Well maintained rainwater tanks can provide a good source of water to households. Installing a water tank can decrease household demand on treated supplies of water and reduce stormwater run-off. In urban areas, the public water supply remains the most reliable source of water and should always be used for drinking. However, rainwater can be used for purposes such as flushing toilets, clothes washing, watering the garden or washing cars.
In some areas of the Yass Valley LGA rainwater is the primary source of household water. Generally rainwater is safe to drink, as long as the rainwater tank is properly maintained and the rainwater is clear with little taste or smell. Rainwater can become contaminated with harmful micro-organisms and parasites, with common sources of contamination being bird or animal droppings, roof or plumbing materials and the accumulation of organic material in gutters. It is important to maintain rainwater tanks and associated plumbing to prevent contamination and to ensure the provision of good quality water.
Maintaining safe drinking water in rainwater tanks
Preventing the contamination of drinking water
With current conditions, it is important to ensure your tank water remains clean when the much needed rain finally falls.
Dust, leaf litter, bird droppings and the presence of contaminates in smoke, ash and debris from fires can contaminate rainwater. It is important to minimise the amount of these from entering rainwater tanks.
First flush diverters prevent the first portion of rainwater run-off from the roof from entering the tank. This reduces the amount of contamination from sources such as dust, leaf litter and bird droppings.
If you do not have a flush diverter installed, you can simply disconnect the tank inlet to prevent the first run-off from entering the tank.
If you would like to find out more information about how to maintain your rainwater tanks, please refer to the Guidance on Use of Rainwater Tanks document at the bottom of this page, which is produced by NSW Health.
Disinfection of rainwater tanks
The most common methods to disinfect a rainwater tank is by chlorination, ultraviolet light irradiation or boiling water.
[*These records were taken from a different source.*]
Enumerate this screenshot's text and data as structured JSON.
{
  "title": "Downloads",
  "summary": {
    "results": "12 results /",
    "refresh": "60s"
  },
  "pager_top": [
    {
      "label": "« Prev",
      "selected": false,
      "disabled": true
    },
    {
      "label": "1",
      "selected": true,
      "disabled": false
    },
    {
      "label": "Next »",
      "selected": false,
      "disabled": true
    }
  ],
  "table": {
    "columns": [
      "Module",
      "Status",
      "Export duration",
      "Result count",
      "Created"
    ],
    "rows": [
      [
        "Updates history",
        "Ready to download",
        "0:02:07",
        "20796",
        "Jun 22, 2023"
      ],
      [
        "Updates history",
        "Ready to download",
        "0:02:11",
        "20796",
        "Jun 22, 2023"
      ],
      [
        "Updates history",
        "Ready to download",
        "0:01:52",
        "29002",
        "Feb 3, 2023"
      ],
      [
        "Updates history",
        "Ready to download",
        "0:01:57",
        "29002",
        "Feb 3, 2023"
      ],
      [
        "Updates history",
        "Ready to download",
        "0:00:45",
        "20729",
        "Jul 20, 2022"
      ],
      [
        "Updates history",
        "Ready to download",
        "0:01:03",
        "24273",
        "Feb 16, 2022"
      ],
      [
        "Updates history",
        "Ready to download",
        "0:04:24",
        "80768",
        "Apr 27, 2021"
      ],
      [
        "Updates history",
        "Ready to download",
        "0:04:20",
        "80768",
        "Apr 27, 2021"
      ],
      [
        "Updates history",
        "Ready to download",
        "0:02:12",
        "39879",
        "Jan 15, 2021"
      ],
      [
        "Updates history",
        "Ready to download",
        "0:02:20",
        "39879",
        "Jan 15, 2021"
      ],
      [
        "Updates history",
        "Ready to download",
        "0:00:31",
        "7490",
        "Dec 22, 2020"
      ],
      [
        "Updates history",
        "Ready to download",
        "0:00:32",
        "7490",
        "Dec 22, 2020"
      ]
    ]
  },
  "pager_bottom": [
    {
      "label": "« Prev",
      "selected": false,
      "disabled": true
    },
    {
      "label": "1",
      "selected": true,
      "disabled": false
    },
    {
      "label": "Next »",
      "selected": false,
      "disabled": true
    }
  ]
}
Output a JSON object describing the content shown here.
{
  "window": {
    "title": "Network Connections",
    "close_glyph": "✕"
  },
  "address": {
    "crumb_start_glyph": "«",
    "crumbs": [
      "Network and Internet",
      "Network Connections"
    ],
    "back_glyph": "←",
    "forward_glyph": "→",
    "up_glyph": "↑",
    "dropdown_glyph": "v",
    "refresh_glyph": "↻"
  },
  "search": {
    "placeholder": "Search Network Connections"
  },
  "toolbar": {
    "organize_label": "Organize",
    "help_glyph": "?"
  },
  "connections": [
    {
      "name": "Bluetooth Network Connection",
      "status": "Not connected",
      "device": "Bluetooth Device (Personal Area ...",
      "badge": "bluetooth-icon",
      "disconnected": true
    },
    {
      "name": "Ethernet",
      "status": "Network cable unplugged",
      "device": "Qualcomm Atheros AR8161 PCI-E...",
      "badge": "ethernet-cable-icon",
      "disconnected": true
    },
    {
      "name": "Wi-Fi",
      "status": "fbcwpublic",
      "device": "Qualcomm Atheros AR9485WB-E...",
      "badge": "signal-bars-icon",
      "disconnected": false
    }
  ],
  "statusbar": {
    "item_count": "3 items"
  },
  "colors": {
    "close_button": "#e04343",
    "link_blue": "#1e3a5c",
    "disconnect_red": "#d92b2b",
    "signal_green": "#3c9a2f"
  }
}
Bringing water to a rolling boil disinfects water, most kettles with automatic shut-offs are suitable for this purpose.
Chlorination is effective against harmful bacteria and viruses, and can reduce odours from rainwater. Disinfection can be achieved by adding 40 ml of liquid sodium hypochlorite (12.5% available chlorine) or 7 g of granular calcium hypochlorite (75% available chlorine) per 1000 L to the tank. Enough chlorine needs to be added to ensure at least 0.5 mg/L of free chlorine residual after 30 minutes of contact time.
The Guidance on Use of Rainwater Tanks document at the bottom of this page explains how this can be completed and also provides methods for calculating the volume of water in a tank.
Topping up tanks with carted water
If you are topping up your tank with water from a water carter, ensure that you are being supplied with clean drinking water (potable water). All water carters should comply with the NSW Health Guidelines for Water Carters.
If you require any further assistance or have any inquiries, please call Council and ask to speak with one of our Environmental Health Officers.